When only a general objection is made to a portion of a magistrate judge's report-recommendation, the Court subjects that portion of the report-recommendation to only a clear error review. Fed. R. Civ. P. 72(b)(2),(3); Fed. R. Civ. P. 72(b), Advisory Committee Notes: 1983 Addition.*fn3 Similarly, when an objection merely reiterates the same arguments made by the objecting party in its original papers submitted to the magistrate judge, the Court subjects that portion of the report-recommendation challenged by those arguments to only a clear error review.*fn4 Finally, when no objection is made to a portion of a report-recommendation, the Court subjects that portion of the report-recommendation to only a clear error review. Fed. R. Civ. P. 72(b), Advisory Committee Notes: 1983 Addition. When performing such a "clear error" review, "the court need only satisfy itself that there is no clear error on the face of the record in order to accept the recommendation." Id.*fn5
After conducing the appropriate review, the Court may "accept, reject, or modify, in whole or in part, the findings or recommendations made by the magistrate judge." 28 U.S.C. § 636(b)(1)(C).
B. Standard Governing Review of Petitioner's Habeas Petition
Magistrate Judge Peebles has recited the legal standard governing review of Petitioner's habeas petition pursuant to 28 U.S.C. § 2244(d). (Dkt. No. 13 at Part III.A.) As a result, that standard is incorporated by reference in this Decision and Order, which is intended primarily for review of the parties.
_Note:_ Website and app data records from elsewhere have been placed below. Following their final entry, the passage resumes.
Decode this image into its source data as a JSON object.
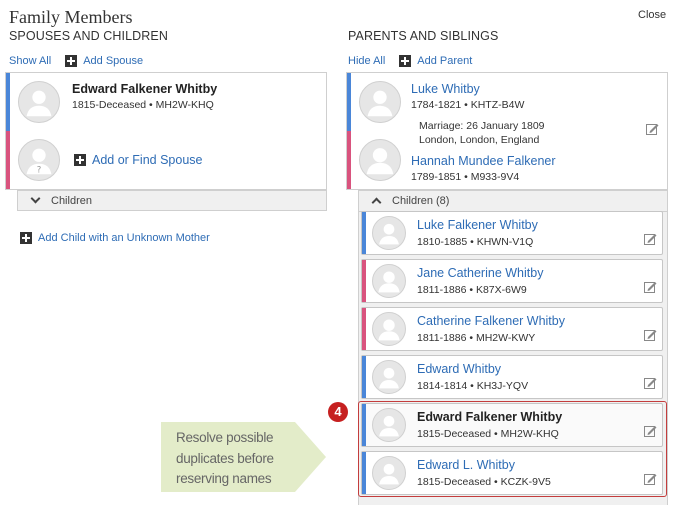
{
  "header": {
    "title": "Family Members",
    "close_label": "Close"
  },
  "left": {
    "heading": "SPOUSES AND CHILDREN",
    "show_all_label": "Show All",
    "add_spouse_label": "Add Spouse",
    "person": {
      "name": "Edward Falkener Whitby",
      "info": "1815-Deceased • MH2W-KHQ",
      "gender": "male"
    },
    "add_find_spouse_label": "Add or Find Spouse",
    "children_label": "Children",
    "add_child_unknown_mother_label": "Add Child with an Unknown Mother"
  },
  "right": {
    "heading": "PARENTS AND SIBLINGS",
    "hide_all_label": "Hide All",
    "add_parent_label": "Add Parent",
    "father": {
      "name": "Luke Whitby",
      "info": "1784-1821 • KHTZ-B4W",
      "gender": "male"
    },
    "marriage": {
      "line1": "Marriage: 26 January 1809",
      "line2": "London, London, England"
    },
    "mother": {
      "name": "Hannah Mundee Falkener",
      "info": "1789-1851 • M933-9V4",
      "gender": "female"
    },
    "children_label": "Children (8)",
    "children": [
      {
        "name": "Luke Falkener Whitby",
        "info": "1810-1885 • KHWN-V1Q",
        "gender": "male"
      },
      {
        "name": "Jane Catherine Whitby",
        "info": "1811-1886 • K87X-6W9",
        "gender": "female"
      },
      {
        "name": "Catherine Falkener Whitby",
        "info": "1811-1886 • MH2W-KWY",
        "gender": "female"
      },
      {
        "name": "Edward Whitby",
        "info": "1814-1814 • KH3J-YQV",
        "gender": "male"
      },
      {
        "name": "Edward Falkener Whitby",
        "info": "1815-Deceased • MH2W-KHQ",
        "gender": "male"
      },
      {
        "name": "Edward L. Whitby",
        "info": "1815-Deceased • KCZK-9V5",
        "gender": "male"
      }
    ]
  },
  "annotation": {
    "badge": "4",
    "callout_lines": [
      "Resolve possible",
      "duplicates before",
      "reserving names"
    ]
  },
  "colors": {
    "male": "#4a86d8",
    "female": "#d9537e",
    "link": "#2e6cb5",
    "badge": "#c62020",
    "callout": "#e3ecc9"
  },
  "icons": [
    "plus-icon",
    "person-silhouette-icon",
    "unknown-person-icon",
    "chevron-down-icon",
    "chevron-up-icon",
    "edit-icon"
  ]
}
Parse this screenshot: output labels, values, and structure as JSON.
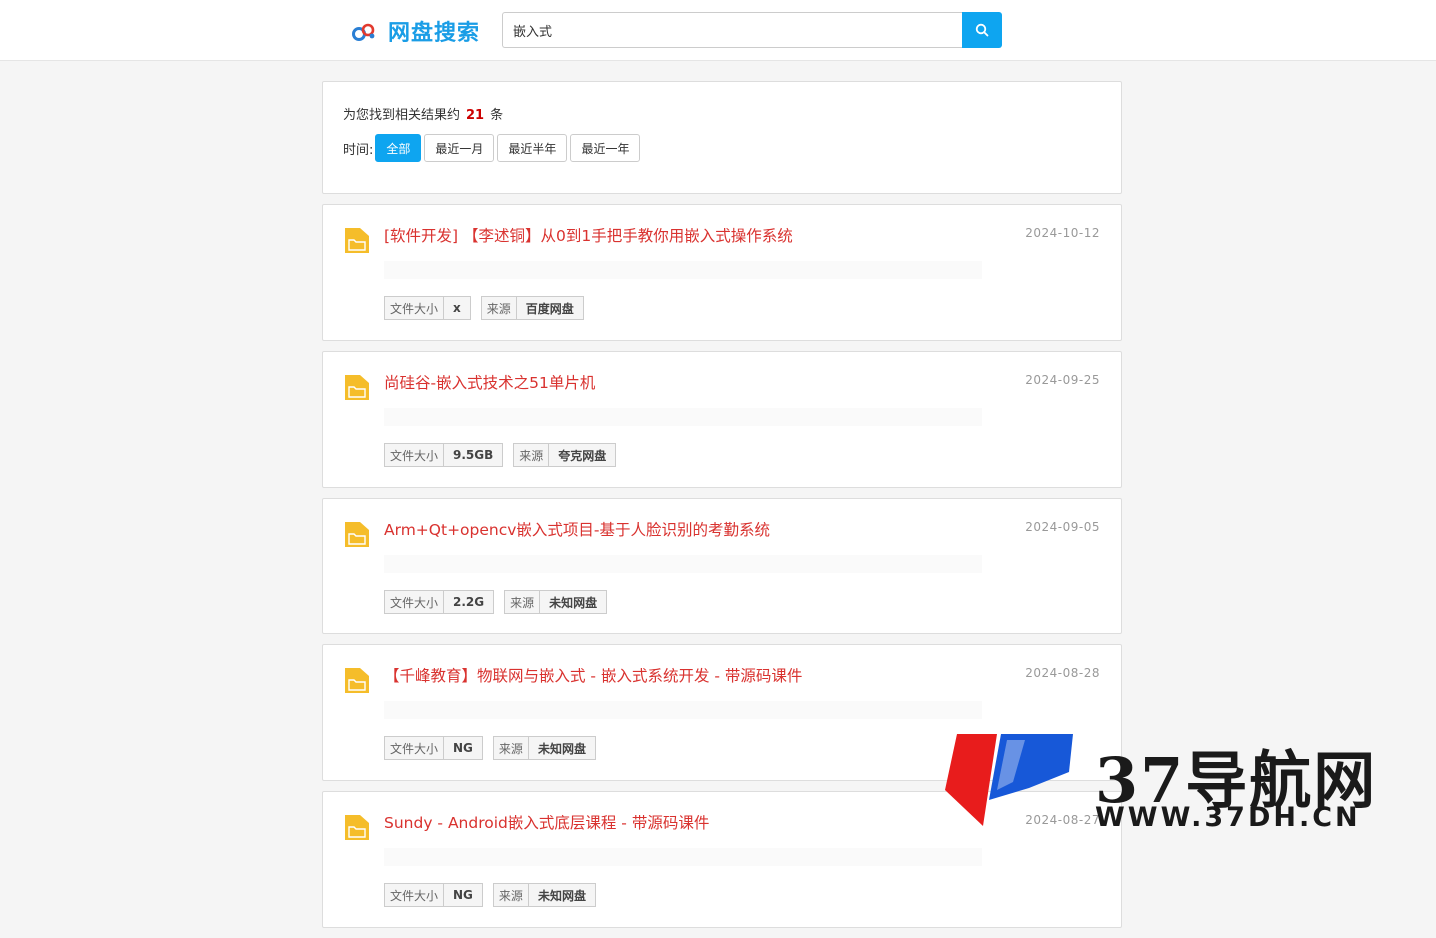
{
  "header": {
    "logo_text": "网盘搜索",
    "search_value": "嵌入式"
  },
  "summary": {
    "prefix": "为您找到相关结果约",
    "count": "21",
    "suffix": "条",
    "time_label": "时间:",
    "filters": [
      "全部",
      "最近一月",
      "最近半年",
      "最近一年"
    ],
    "active_filter": "全部"
  },
  "results": [
    {
      "title": "[软件开发] 【李述铜】从0到1手把手教你用嵌入式操作系统",
      "date": "2024-10-12",
      "size_label": "文件大小",
      "size": "x",
      "source_label": "来源",
      "source": "百度网盘"
    },
    {
      "title": "尚硅谷-嵌入式技术之51单片机",
      "date": "2024-09-25",
      "size_label": "文件大小",
      "size": "9.5GB",
      "source_label": "来源",
      "source": "夸克网盘"
    },
    {
      "title": "Arm+Qt+opencv嵌入式项目-基于人脸识别的考勤系统",
      "date": "2024-09-05",
      "size_label": "文件大小",
      "size": "2.2G",
      "source_label": "来源",
      "source": "未知网盘"
    },
    {
      "title": "【千峰教育】物联网与嵌入式 - 嵌入式系统开发 - 带源码课件",
      "date": "2024-08-28",
      "size_label": "文件大小",
      "size": "NG",
      "source_label": "来源",
      "source": "未知网盘"
    },
    {
      "title": "Sundy - Android嵌入式底层课程 - 带源码课件",
      "date": "2024-08-27",
      "size_label": "文件大小",
      "size": "NG",
      "source_label": "来源",
      "source": "未知网盘"
    }
  ],
  "watermark": {
    "title": "37导航网",
    "url": "WWW.37DH.CN"
  },
  "colors": {
    "brand": "#1a9de6",
    "accent": "#0ea5f0",
    "title_red": "#d9322f",
    "count_red": "#cc0000",
    "folder_yellow": "#f5bd2a"
  }
}
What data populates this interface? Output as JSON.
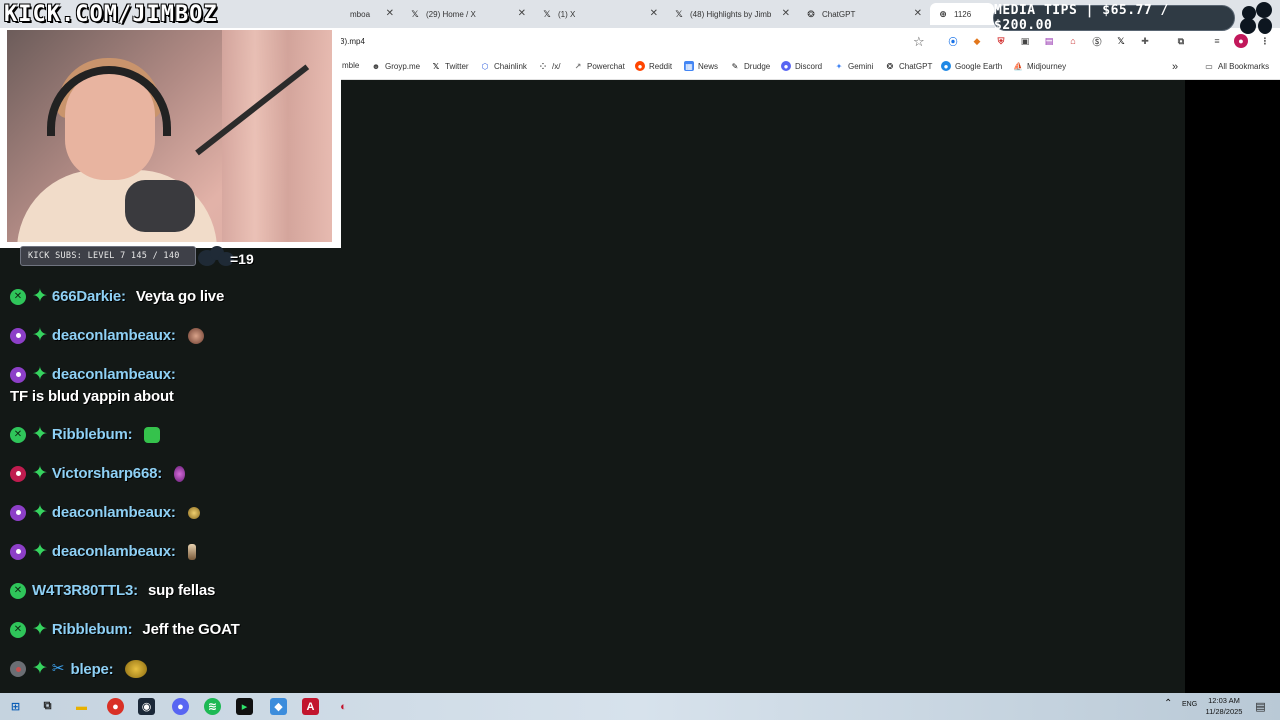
{
  "overlay": {
    "brand": "KICK.COM/JIMBOZ",
    "subs_label": "KICK SUBS: LEVEL 7 145 / 140",
    "subs_count": "=19",
    "media_tips": "MEDIA TIPS | $65.77 / $200.00"
  },
  "browser": {
    "tabs": [
      {
        "label": "mboa",
        "icon": "globe-icon"
      },
      {
        "label": "(29) Home / X",
        "icon": "x-logo-icon"
      },
      {
        "label": "(1) X",
        "icon": "x-logo-icon"
      },
      {
        "label": "(48) Highlights by Jimb",
        "icon": "x-logo-icon"
      },
      {
        "label": "ChatGPT",
        "icon": "chatgpt-icon"
      },
      {
        "label": "1126",
        "icon": "globe-icon"
      }
    ],
    "url": "3).mp4",
    "bookmarks": [
      {
        "label": "mble",
        "icon": ""
      },
      {
        "label": "Groyp.me",
        "icon": "groyp-icon"
      },
      {
        "label": "Twitter",
        "icon": "x-logo-icon"
      },
      {
        "label": "Chainlink",
        "icon": "chainlink-icon"
      },
      {
        "label": "/x/",
        "icon": "apps-icon"
      },
      {
        "label": "Powerchat",
        "icon": "powerchat-icon"
      },
      {
        "label": "Reddit",
        "icon": "reddit-icon"
      },
      {
        "label": "News",
        "icon": "news-icon"
      },
      {
        "label": "Drudge",
        "icon": "drudge-icon"
      },
      {
        "label": "Discord",
        "icon": "discord-icon"
      },
      {
        "label": "Gemini",
        "icon": "gemini-icon"
      },
      {
        "label": "ChatGPT",
        "icon": "chatgpt-icon"
      },
      {
        "label": "Google Earth",
        "icon": "google-earth-icon"
      },
      {
        "label": "Midjourney",
        "icon": "midjourney-icon"
      }
    ],
    "all_bookmarks": "All Bookmarks",
    "more_bookmarks": "»"
  },
  "chat": {
    "messages": [
      {
        "user": "666Darkie:",
        "text": "Veyta go live",
        "badge": "green"
      },
      {
        "user": "deaconlambeaux:",
        "text": "",
        "badge": "purple"
      },
      {
        "user": "deaconlambeaux:",
        "text": "TF is blud yappin about",
        "badge": "purple"
      },
      {
        "user": "Ribblebum:",
        "text": "",
        "badge": "green"
      },
      {
        "user": "Victorsharp668:",
        "text": "",
        "badge": "red"
      },
      {
        "user": "deaconlambeaux:",
        "text": "",
        "badge": "purple"
      },
      {
        "user": "deaconlambeaux:",
        "text": "",
        "badge": "purple"
      },
      {
        "user": "W4T3R80TTL3:",
        "text": "sup fellas",
        "badge": "green"
      },
      {
        "user": "Ribblebum:",
        "text": "Jeff the GOAT",
        "badge": "green"
      },
      {
        "user": "blepe:",
        "text": "",
        "badge": "gray"
      }
    ]
  },
  "taskbar": {
    "lang": "ENG",
    "time": "12:03 AM",
    "date": "11/28/2025"
  }
}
After carefully reviewing all of the papers in this action, including Magistrate Judge Peebles' Report-Recommendation, the Court agrees with each of the recommendations made by Magistrate Judge Peebles. Magistrate Judge Peebles employed the proper legal standards, accurately recited the facts, and correctly applied the law to those facts. (See generally Dkt. No. 8 at Parts I through IV.) As a result, the Court accepts and adopts Magistrate Judge Peebles' Report-Recommendation in its entirety for the reasons stated therein.
The Court would add only one point.Even when construed with the utmost of special liberality, Petitioner's objections fails to specifically challenge, or offer any new arguments regarding, Magistrate Judge Peebles' findings and recommendations regarding the statute of limitations. (Compare Dkt. Nos. 17 and 18 [Objections] with Dkt. No. 13 [Report-Recommendation].) As a result, this portion of Magistrate Judge Peebles' Report-Recommendation is subject to merely a clear-error review, which it easily withstands. Moreover, in any event, the Court would adopt this portion of the Report-Recommendation under even a de novo review.
ACCORDINGLY, it is
ORDERED that Magistrate Judge Peebles' Report-Recommendation (Dkt. No. 13) is ACCEPTED and ADOPTED in its entirety; and it is further
ORDERED that the Petition (Dkt. No. 1 ) in this matter is DENIED and DISMISSED; and it is further
ORDERED that a certificate of appealability not issue with respect to any of the claims set forth in the Petition as Petitioner has not made a "substantial showing of the denial of a constitutional right" pursuant to 28 U.S.C. § 2253(c)(2).